Juvenile megaloblastic anaemia 1 (OMIM # 261100) is a rare autosomic disorder characterized by selective cobalamin mal-absorption and inconstant proteinuria produced by mutations in either CUBN or AMN genes.
Several syndromes present with megaloblastic anemia such as congenital megaloblastic anemia due to intrinsic factor defect and juvenile megaloblastic anemia with proteinuria due to defects in the cubilin or the amnionless protein.
Furthermore, the recent characterization of the CUBN gene encoding the intrinsic factor-vitamin B12 receptor (cubilin) provides a basis to identify the causative mutations in patients suffering from a hereditary syndrome of hyperhomocysteinemia that presents with megaloblastic anemia and proteinuria.
Megaloblastic anaemia 1 (MGA1, OMIM 261100) is a rare, autosomal recessive disorder characterized by juvenile megaloblastic anaemia, as well as neurological symptoms that may be the only manifestations.
In conclusion, the present molecular and genetic information on human cubilin now provides circumstantial evidence that an impaired synthesis, processing, or ligand binding of cubilin is the molecular background of this hereditary form of megaloblastic anemia.
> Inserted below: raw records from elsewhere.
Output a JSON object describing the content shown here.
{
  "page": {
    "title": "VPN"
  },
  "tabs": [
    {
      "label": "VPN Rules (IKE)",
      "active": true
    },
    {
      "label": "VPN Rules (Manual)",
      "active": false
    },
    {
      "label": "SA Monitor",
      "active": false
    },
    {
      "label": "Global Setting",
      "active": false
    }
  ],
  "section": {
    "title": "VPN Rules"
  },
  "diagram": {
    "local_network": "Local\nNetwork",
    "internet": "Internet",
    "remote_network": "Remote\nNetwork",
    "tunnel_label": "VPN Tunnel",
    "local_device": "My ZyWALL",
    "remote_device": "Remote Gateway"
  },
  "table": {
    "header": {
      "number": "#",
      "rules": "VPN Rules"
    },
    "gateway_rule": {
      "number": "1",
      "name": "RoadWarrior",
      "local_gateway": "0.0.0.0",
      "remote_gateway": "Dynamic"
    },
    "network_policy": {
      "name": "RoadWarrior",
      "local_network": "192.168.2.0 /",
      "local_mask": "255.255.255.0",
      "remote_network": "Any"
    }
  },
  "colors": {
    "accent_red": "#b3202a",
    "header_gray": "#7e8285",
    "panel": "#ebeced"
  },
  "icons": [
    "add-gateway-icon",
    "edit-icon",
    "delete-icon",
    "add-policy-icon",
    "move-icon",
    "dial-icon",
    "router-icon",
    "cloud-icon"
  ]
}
We describe three individuals from two families with a recessive inborn error of metabolism, characterized by megaloblastic anemia and/or pancytopenia, severe cerebral folate deficiency, and cerebral tetrahydrobiopterin deficiency due to a germline missense mutation in DHFR, resulting in profound enzyme deficiency.
Complete absence of TC-II or total functional abnormality causes tissue vitamin B12 deficiency resulting in a severe disease with megaloblastic anemia and immunologic and intestinal abnormalities in the first months of life.
Thiamine-responsive megaloblastic anemia syndrome is a rare autosomal recessive disorder resulting from mutations in SLC19A2, and is mainly characterized by megaloblastic anemia, diabetes, and progressive sensorineural hearing loss.
Thiamine-responsive megaloblastic anaemia (TRMA), due to mutations in the thiamine transporter SLC19A2, is associated with the classical clinical triad of diabetes, deafness, and megaloblastic anaemia.
Besides reporting a new mutation on the gene SLC19A2 for the first time in the literature, we highlight the recognition of this syndrome--when megaloblastic anemia and diabetes mellitus coexists--and the role of thiamine replacement for the treatment of both disorders.